The President cited many statistics that show that some Africa countries are growing and could become better trade partners. But let’s be honest – growing from a low base is one thing. Large enough to matter is another. Either call that $33 billion foreign aid and try to give it in ways that will reward and promote less corruption and more democracy and enterprise – or call it trade promotion and give it somewhere that is more apt to bring a strong return in US trade and employment. The last I checked we still have a huge national debt, a slowly growing economy,  and little room to employ precious national  resources inefficiently. 


  1. Dear LSD. Your numbers always provide a welcome beam of light on erstwhile obscure subjects—particularly when the subject is spoken of by pols who either are uninformed or spinning or both. Here’s another perspective.

    Bloomberg Biz Week’s last issue contained a good article on China’s investments in Africa, mostly for natural resources, but further explained China’s objective of penetrating Africa’s growing middle class and purchasing power for consumer goods. China’s longer view on Africa is that it will strengthen China’s global strategic/competitive position since its own economy could support economic growth only so far. Expansion into foreign markets would provide extra growth (China, Japan, Asia, etc. are known for honing long-term views/strategies). China believes growing its consumer investment in Africa in low-cost brands will position it as stronger global player—emerging into “bigger, richer, and tougher markets . . . Understanding that, for the remainder of the century, the bulk of global population growth will take place in Africa, China is making a long bet on the emergence of vibrant, high-consuming middle classes there, and with each year this wager is looking smarter and smarter.”

    The article further pointed out that Africa could be a growing market for U.S. education because of Africa’s growing demand for education as “enrollment in secondary schools jumped 48 percent in sub-Saharan Africa from 2000 to 2008; higher-education rates grew 80 percent.” Electric power generation is another growing market—Power Africa, a 2012 Obummer initiative, “aims to double the African electricity supply, by adding 10,000 megawatts to production. A recent Senate bill proposes doubling that goal.”

    Africa might not be a good relative market for U.S. goods/services now, but it does possess considerable potential. Waiting for corruption to subside and per capita income to increase before targeting African markets allows global competitors to create formidable barriers to entry.
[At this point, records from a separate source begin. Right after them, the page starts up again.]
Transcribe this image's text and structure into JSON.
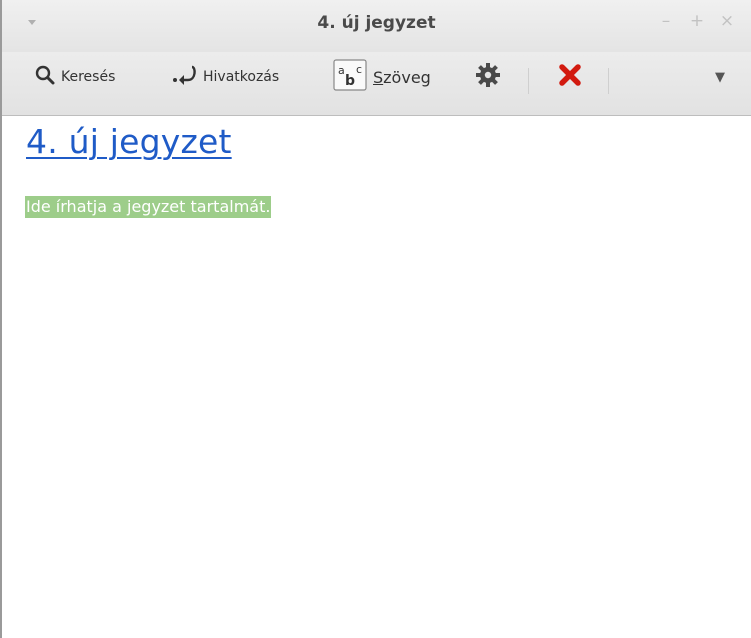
{
  "window": {
    "title": "4. új jegyzet",
    "controls": {
      "minimize": "–",
      "maximize": "+",
      "close": "×"
    }
  },
  "toolbar": {
    "search_label": "Keresés",
    "link_label": "Hivatkozás",
    "text_label_first": "S",
    "text_label_rest": "zöveg",
    "menu_arrow": "▼"
  },
  "note": {
    "title": "4. új jegyzet",
    "body": "Ide írhatja a jegyzet tartalmát."
  },
  "colors": {
    "title_link": "#1f5bc7",
    "selection_highlight": "#9dcd8a",
    "delete_icon": "#d21a0f"
  }
}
    1. Thanks Charles. It is true that waiting has a price. It is also true the Africa has made some strides. But I would trust the business people when it comes to deciding how much they want to risk and where. If GE wants to triple in Africa I am all for it. But given the tiny medium terms gains for our country, I am not convinced that we need to use the people's money to help GE enlarge their foot print. In terms of waiting, I think we can wait and not lose much. China is there because they want to barter for energy. China is there because they are a low price low value producer. That doesn't mean we should be there.Furthermore it isn't clear that China is right. I'd like to see how that goes for them. There is so much that needs to be done in Africa in the way of infrastructure development, security, safety, rule of law, democracy and so on -- I'd rather see us help them in ways that directly address these huge obstacles in the way of foreign aid than raise expectations of business people that Africa is a great place to do business.
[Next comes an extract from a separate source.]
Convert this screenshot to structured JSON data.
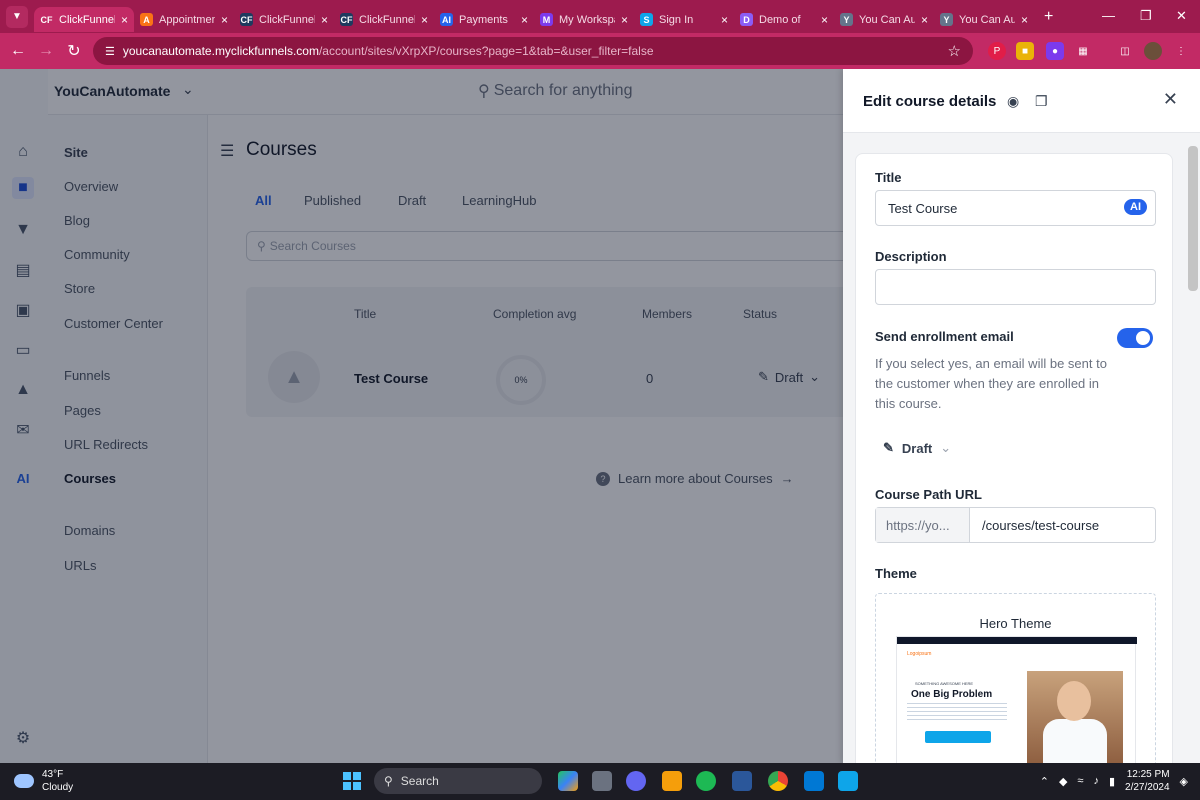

  2. Yeah, I don't have much use for the kind of "foreign aid" we dole out.....the kind with no strings attached. The despots who rule most of those African, Central American, South American, and Asian countries wind up with large Swiss bank accounts and their people remain dirt poor.